5) With hugely consequential stories, how do and should editors and journalists decide when the use of anonymous sources is OK?

"Because we in the United States, the media, is not under prior censorship — the government cannot censor us like it can in Britain if it's a national security issue, or in Israel, but the courts have protected us against that. That puts the responsibility on newspapers that have obtained classified information through their reporting mechanism to make sure that they are not damaging national security but are giving readers information they consider to be very important. And the way you do that is to try to talk with the government about their concerns, listen to their concerns, have other people brought into the conversation that can help you assess those concerns. But in the end, you still need to convince readers that what you're saying is accurate, even if you're not telling them who said it ... And the way that good reporters still do it now is to give you details that would, as a reader, lend more authenticity to a story." — Dana Priest

6) How can we know the difference between opinion and reporting?

"This is a huge problem in our industry now. It's especially a problem on television. Many of the 'news shows' are really talk shows. And they have pundits who are giving their opinion and they're not always news journalists or straight journalists. So as a reader or a viewer, I listen for the words, 'my sources say.' If a person's opining on a subject they happen to have just read in the Washington Post ... I don't think that's good enough. And I think hosts should not be having people on whose sole purpose is just to give you their opinion of something. And they look like — purposefully they're trying to deceive in a way — they look like they actually did that reporting and in fact they didn't. So I think viewers need to weigh in with media outlets." — Dana Priest

7) Is President Trump right when he calls mainstream media "fake news?"

"[It's] not the president criticizing the media, because presidents always do that. It's what he's criticizing, it's how he's criticizing them. It's not just leaking. It's not just leaking sensitive information he says shouldn't be out there. It is challenging the credibility of the media itself and calling us fake news. That is what the Russians do. It's what the non-mainstream media is trying to say all the time. It's one thing to say we may be lazy sometimes, we may be sloppy, we make mistakes, but in the main, we are not fake news.

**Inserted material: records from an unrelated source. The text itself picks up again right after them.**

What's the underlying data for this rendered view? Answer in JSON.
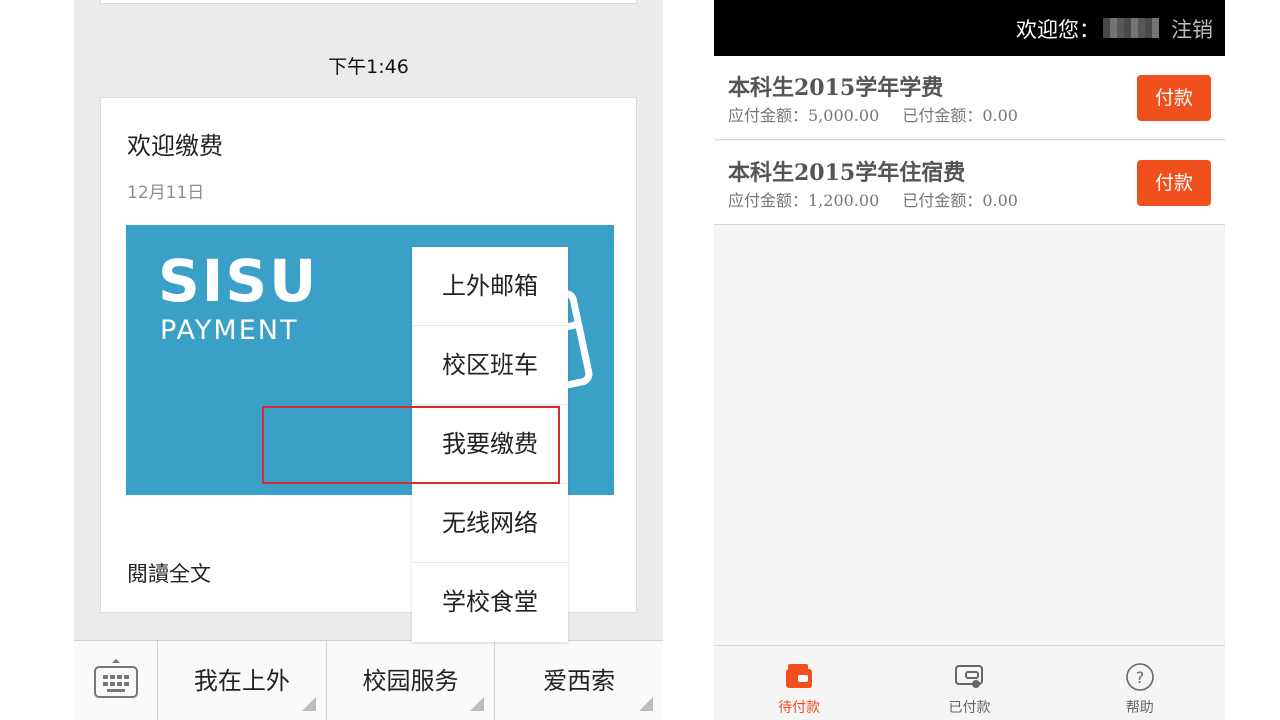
{
  "left": {
    "chat_time": "下午1:46",
    "article": {
      "title": "欢迎缴费",
      "date": "12月11日",
      "cover_brand": "SISU",
      "cover_sub": "PAYMENT",
      "read_more": "閱讀全文"
    },
    "popup_menu": {
      "items": [
        "上外邮箱",
        "校区班车",
        "我要缴费",
        "无线网络",
        "学校食堂"
      ],
      "highlighted": "我要缴费"
    },
    "bottom_menu": {
      "keyboard_icon": "keyboard-icon",
      "items": [
        "我在上外",
        "校园服务",
        "爱西索"
      ]
    }
  },
  "right": {
    "header": {
      "welcome": "欢迎您：",
      "logout": "注销"
    },
    "bills": [
      {
        "title": "本科生2015学年学费",
        "due_label": "应付金额：5,000.00",
        "paid_label": "已付金额：0.00",
        "pay_label": "付款"
      },
      {
        "title": "本科生2015学年住宿费",
        "due_label": "应付金额：1,200.00",
        "paid_label": "已付金额：0.00",
        "pay_label": "付款"
      }
    ],
    "tabs": [
      {
        "label": "待付款",
        "icon": "wallet-icon",
        "active": true
      },
      {
        "label": "已付款",
        "icon": "paid-wallet-icon",
        "active": false
      },
      {
        "label": "帮助",
        "icon": "help-icon",
        "active": false
      }
    ],
    "accent_color": "#f0501e"
  }
}
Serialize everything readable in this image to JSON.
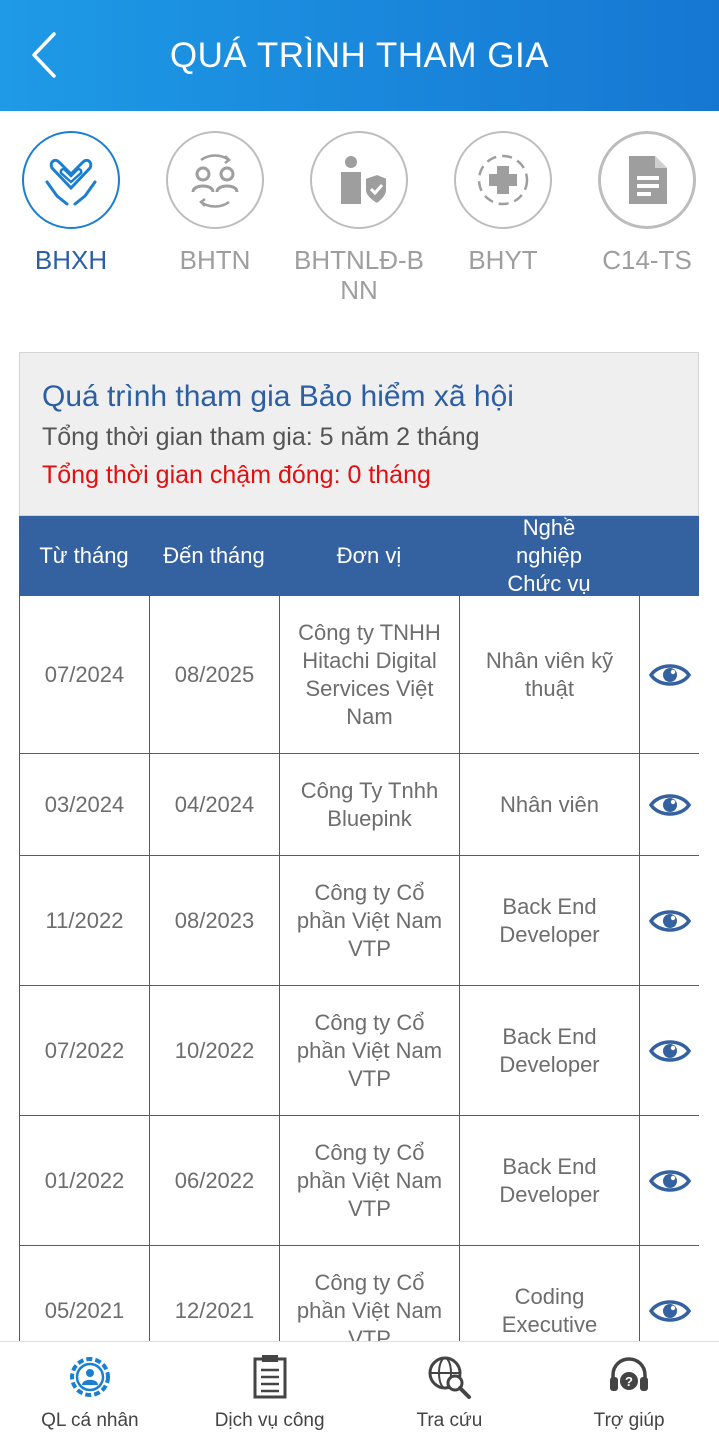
{
  "header": {
    "title": "QUÁ TRÌNH THAM GIA"
  },
  "categories": [
    {
      "label": "BHXH",
      "icon": "hands-heart-icon",
      "active": true
    },
    {
      "label": "BHTN",
      "icon": "people-exchange-icon",
      "active": false
    },
    {
      "label": "BHTNLĐ-BNN",
      "icon": "worker-shield-icon",
      "active": false
    },
    {
      "label": "BHYT",
      "icon": "medical-cross-icon",
      "active": false
    },
    {
      "label": "C14-TS",
      "icon": "document-icon",
      "active": false
    }
  ],
  "summary": {
    "title": "Quá trình tham gia Bảo hiểm xã hội",
    "total": "Tổng thời gian tham gia: 5 năm 2 tháng",
    "late": "Tổng thời gian chậm đóng: 0 tháng"
  },
  "table": {
    "headers": [
      "Từ tháng",
      "Đến tháng",
      "Đơn vị",
      "Nghề nghiệp Chức vụ"
    ],
    "rows": [
      {
        "from": "07/2024",
        "to": "08/2025",
        "unit": "Công ty TNHH Hitachi Digital Services Việt Nam",
        "position": "Nhân viên kỹ thuật"
      },
      {
        "from": "03/2024",
        "to": "04/2024",
        "unit": "Công Ty Tnhh Bluepink",
        "position": "Nhân viên"
      },
      {
        "from": "11/2022",
        "to": "08/2023",
        "unit": "Công ty Cổ phần Việt Nam VTP",
        "position": "Back End Developer"
      },
      {
        "from": "07/2022",
        "to": "10/2022",
        "unit": "Công ty Cổ phần Việt Nam VTP",
        "position": "Back End Developer"
      },
      {
        "from": "01/2022",
        "to": "06/2022",
        "unit": "Công ty Cổ phần Việt Nam VTP",
        "position": "Back End Developer"
      },
      {
        "from": "05/2021",
        "to": "12/2021",
        "unit": "Công ty Cổ phần Việt Nam VTP",
        "position": "Coding Executive"
      }
    ]
  },
  "bottom_nav": [
    {
      "label": "QL cá nhân",
      "icon": "personal-gear-icon",
      "active": true
    },
    {
      "label": "Dịch vụ công",
      "icon": "document-list-icon",
      "active": false
    },
    {
      "label": "Tra cứu",
      "icon": "globe-search-icon",
      "active": false
    },
    {
      "label": "Trợ giúp",
      "icon": "headset-help-icon",
      "active": false
    }
  ],
  "colors": {
    "header_start": "#1e9ae6",
    "header_end": "#1677d2",
    "table_header": "#34619f",
    "accent_text": "#2c5ea5",
    "late_red": "#e01010"
  }
}
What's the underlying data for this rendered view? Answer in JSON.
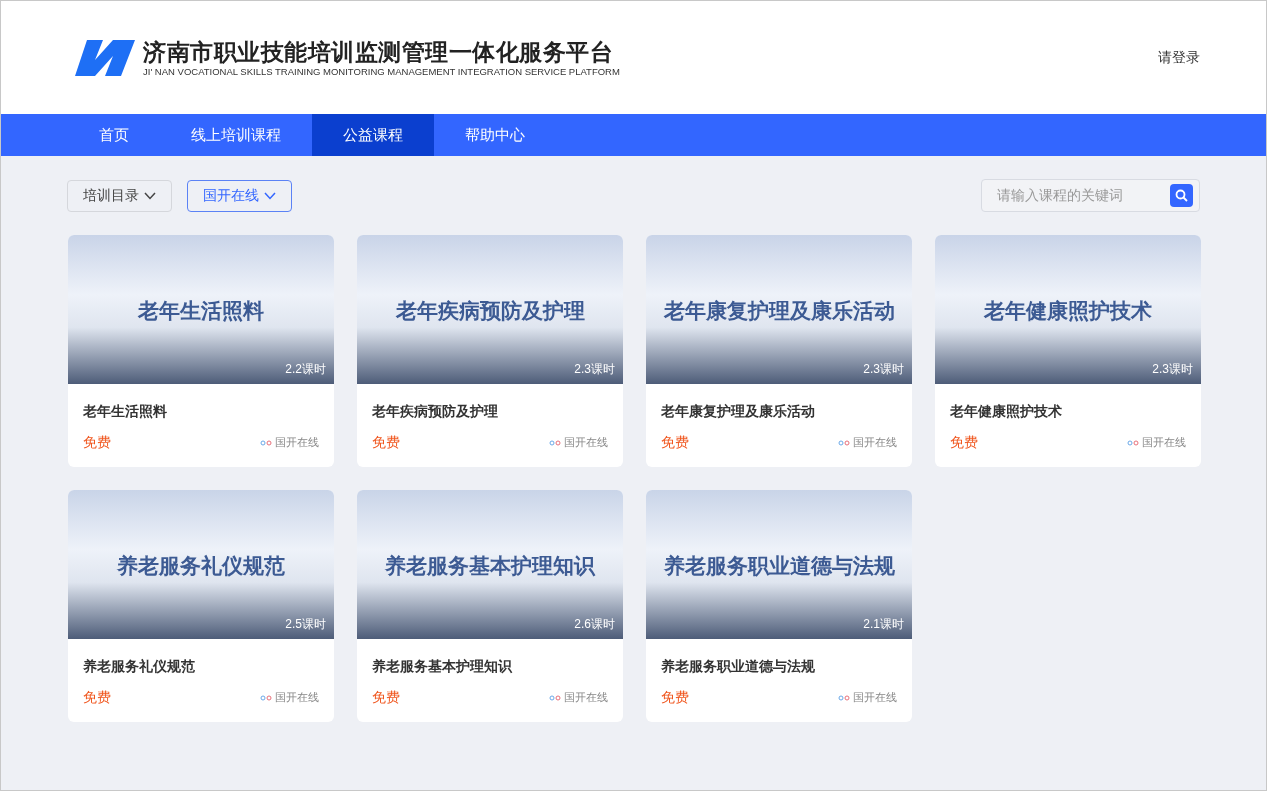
{
  "header": {
    "title": "济南市职业技能培训监测管理一体化服务平台",
    "subtitle": "JI' NAN VOCATIONAL SKILLS TRAINING MONITORING MANAGEMENT INTEGRATION SERVICE PLATFORM",
    "login": "请登录"
  },
  "nav": [
    {
      "label": "首页",
      "selected": false
    },
    {
      "label": "线上培训课程",
      "selected": false
    },
    {
      "label": "公益课程",
      "selected": true
    },
    {
      "label": "帮助中心",
      "selected": false
    }
  ],
  "filters": [
    {
      "label": "培训目录",
      "selected": false
    },
    {
      "label": "国开在线",
      "selected": true
    }
  ],
  "search": {
    "placeholder": "请输入课程的关键词"
  },
  "courses": [
    {
      "cover_title": "老年生活照料",
      "hours": "2.2课时",
      "title": "老年生活照料",
      "price": "免费",
      "provider": "国开在线"
    },
    {
      "cover_title": "老年疾病预防及护理",
      "hours": "2.3课时",
      "title": "老年疾病预防及护理",
      "price": "免费",
      "provider": "国开在线"
    },
    {
      "cover_title": "老年康复护理及康乐活动",
      "hours": "2.3课时",
      "title": "老年康复护理及康乐活动",
      "price": "免费",
      "provider": "国开在线"
    },
    {
      "cover_title": "老年健康照护技术",
      "hours": "2.3课时",
      "title": "老年健康照护技术",
      "price": "免费",
      "provider": "国开在线"
    },
    {
      "cover_title": "养老服务礼仪规范",
      "hours": "2.5课时",
      "title": "养老服务礼仪规范",
      "price": "免费",
      "provider": "国开在线"
    },
    {
      "cover_title": "养老服务基本护理知识",
      "hours": "2.6课时",
      "title": "养老服务基本护理知识",
      "price": "免费",
      "provider": "国开在线"
    },
    {
      "cover_title": "养老服务职业道德与法规",
      "hours": "2.1课时",
      "title": "养老服务职业道德与法规",
      "price": "免费",
      "provider": "国开在线"
    }
  ]
}
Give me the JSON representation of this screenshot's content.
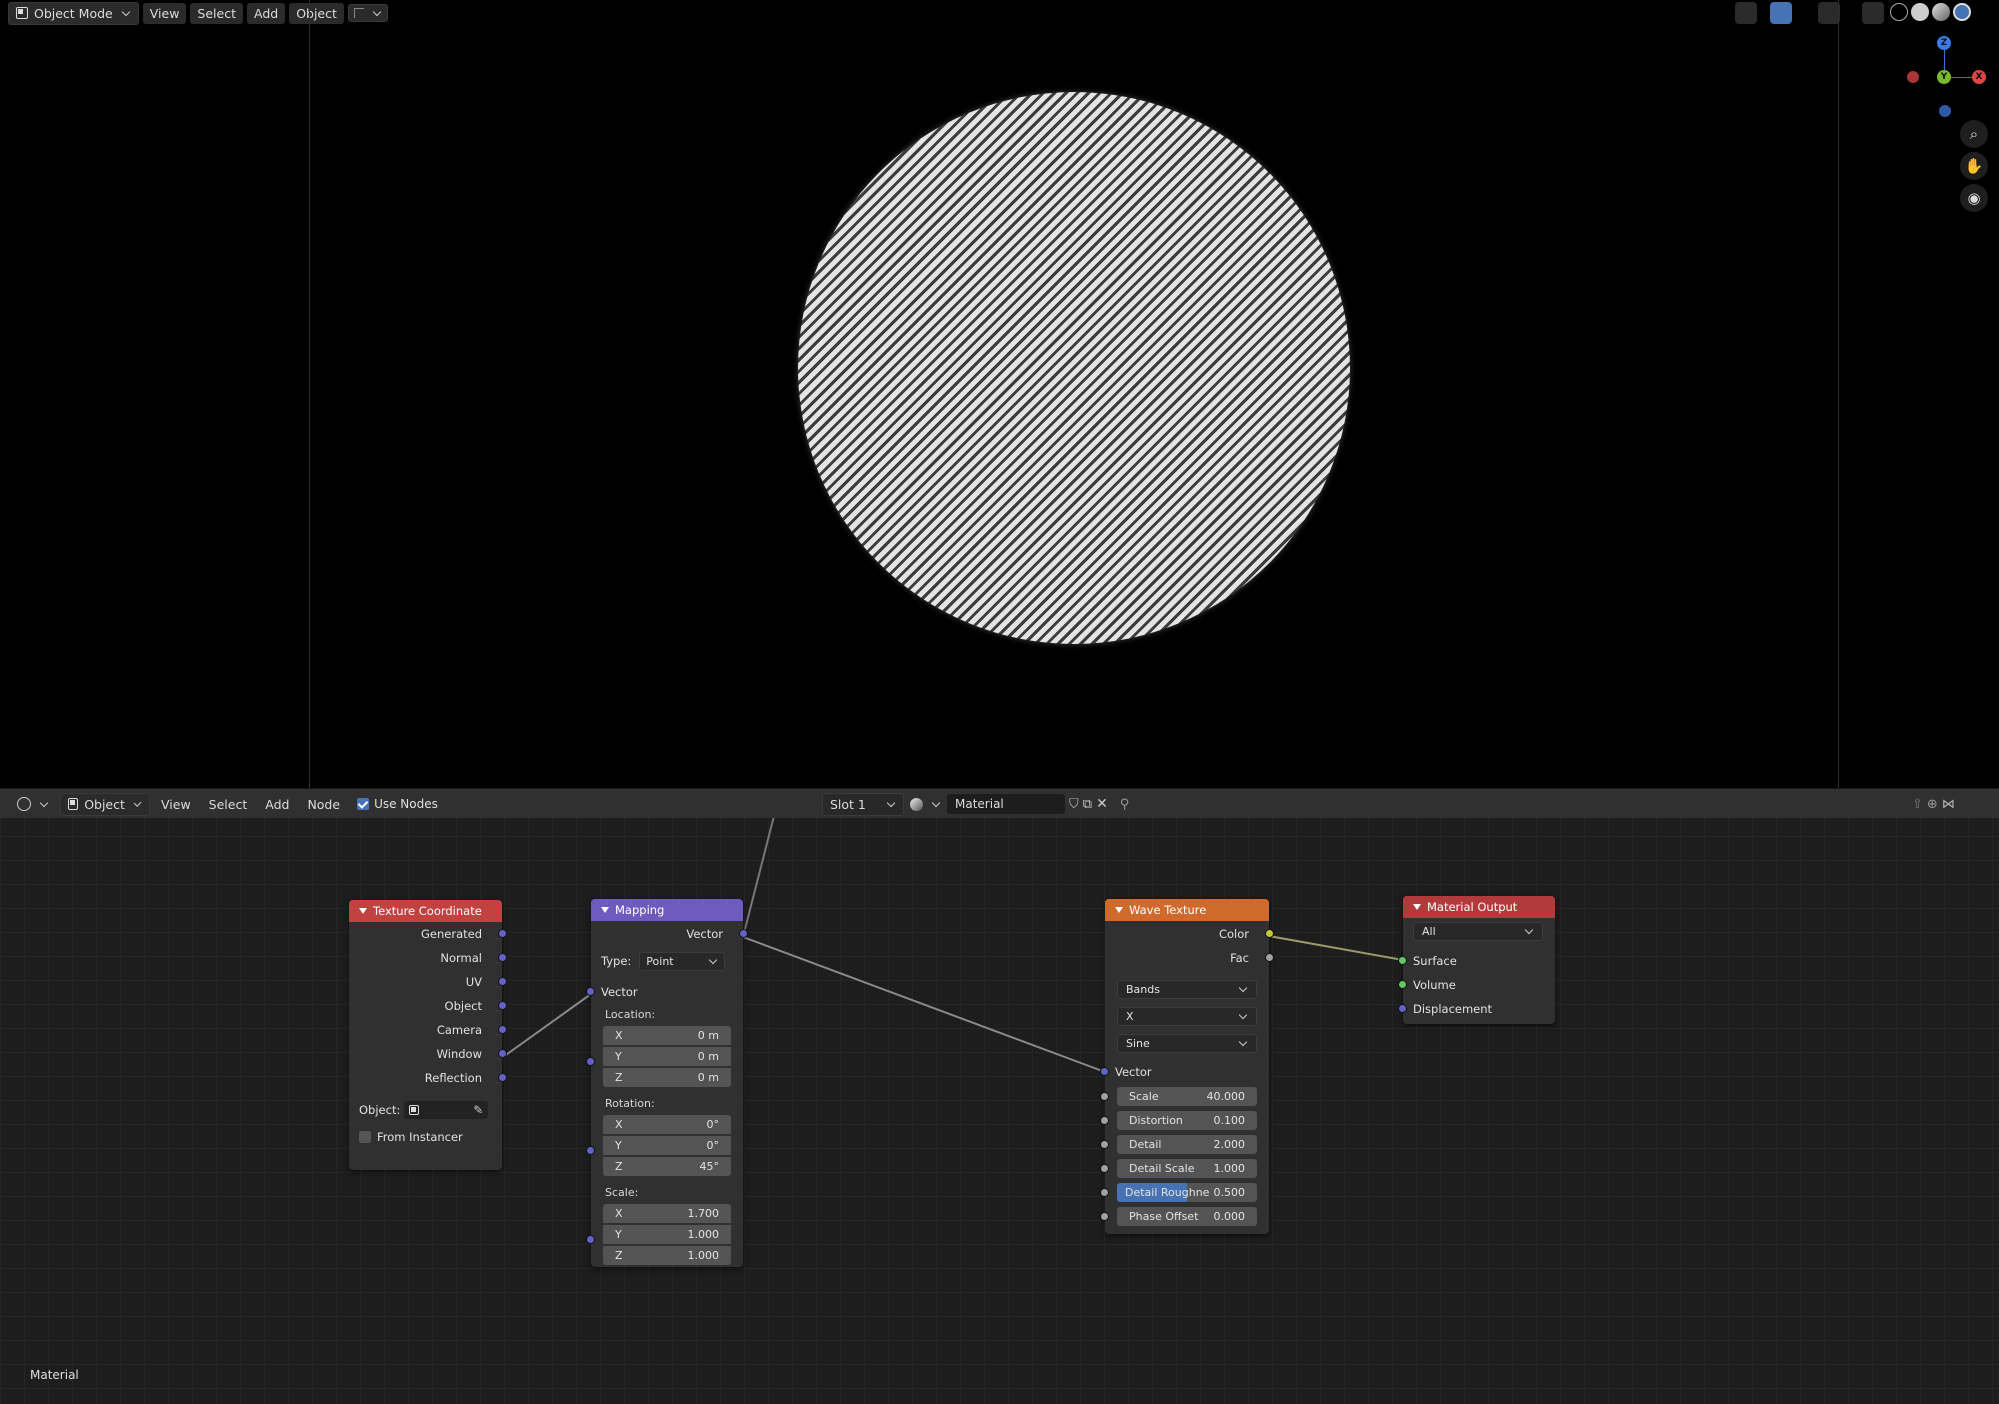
{
  "viewport": {
    "mode_label": "Object Mode",
    "menu": [
      "View",
      "Select",
      "Add",
      "Object"
    ],
    "gizmo": {
      "z": "Z",
      "y": "Y",
      "x": "X"
    }
  },
  "node_editor": {
    "editor_type_label": "Object",
    "menu": [
      "View",
      "Select",
      "Add",
      "Node"
    ],
    "use_nodes_label": "Use Nodes",
    "slot_label": "Slot 1",
    "material_name": "Material",
    "footer_label": "Material"
  },
  "nodes": {
    "texture_coordinate": {
      "title": "Texture Coordinate",
      "outputs": [
        "Generated",
        "Normal",
        "UV",
        "Object",
        "Camera",
        "Window",
        "Reflection"
      ],
      "object_label": "Object:",
      "from_instancer_label": "From Instancer"
    },
    "mapping": {
      "title": "Mapping",
      "output": "Vector",
      "type_label": "Type:",
      "type_value": "Point",
      "vector_input": "Vector",
      "location_label": "Location:",
      "location": [
        [
          "X",
          "0 m"
        ],
        [
          "Y",
          "0 m"
        ],
        [
          "Z",
          "0 m"
        ]
      ],
      "rotation_label": "Rotation:",
      "rotation": [
        [
          "X",
          "0°"
        ],
        [
          "Y",
          "0°"
        ],
        [
          "Z",
          "45°"
        ]
      ],
      "scale_label": "Scale:",
      "scale": [
        [
          "X",
          "1.700"
        ],
        [
          "Y",
          "1.000"
        ],
        [
          "Z",
          "1.000"
        ]
      ]
    },
    "wave_texture": {
      "title": "Wave Texture",
      "outputs": [
        "Color",
        "Fac"
      ],
      "wave_type": "Bands",
      "direction": "X",
      "profile": "Sine",
      "vector_input": "Vector",
      "params": [
        [
          "Scale",
          "40.000"
        ],
        [
          "Distortion",
          "0.100"
        ],
        [
          "Detail",
          "2.000"
        ],
        [
          "Detail Scale",
          "1.000"
        ],
        [
          "Detail Roughne",
          "0.500"
        ],
        [
          "Phase Offset",
          "0.000"
        ]
      ]
    },
    "material_output": {
      "title": "Material Output",
      "target": "All",
      "inputs": [
        "Surface",
        "Volume",
        "Displacement"
      ]
    }
  },
  "colors": {
    "texture_header": "#c24141",
    "vector_header": "#6e5bc0",
    "wave_header": "#cf6a2c",
    "output_header": "#b23a3a",
    "vector_socket": "#6363c7",
    "color_socket": "#c7c729",
    "shader_socket": "#63c763"
  }
}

And that's what's really different about his criticism of the media." — Dana Priest

8) Can't we just get our information from official sources and not use anonymous sources?

"We would know almost nothing to have a real debate over public policy and anything to do with foreign policy or national security if we relied only on the official statements of the government. We would have no idea about much of what's going on." — Barton Gellman

9) How should a news organization decide whether or not to allow a source to remain anonymous?

"I think there's actually a pretty basic test or basic question that a news organization should ask itself when deciding about anonymous sources. It's an easy question to ask, it's sometimes hard to decide. But the principle is, what decision here will maximum information of value to the public. Sometimes the fact that someone is trying to be anonymous or when you tell them, 'I simply won't print it if it comes from the spokesman of the department anonymously when it's announcing official policy,' you get more that way. Sometimes you get more that people can only say if they have some protection. Because there are Snowden cases in which someone believes that a disclosure is so important that he or she is willing to risk job, career, and even criminal prosecution, but there's a lot more we need to know that any given source is not going to say, 'I'm going to throw away my life for this.'" — Barton Gellman

This show is part of our summer media series. To hear more, you can listen to our installments on media bias, fake news, how MPR makes editorial decisions, a roundtable discussion on the media and the influence of conservative media.

Use the audio player above to hear the full segment.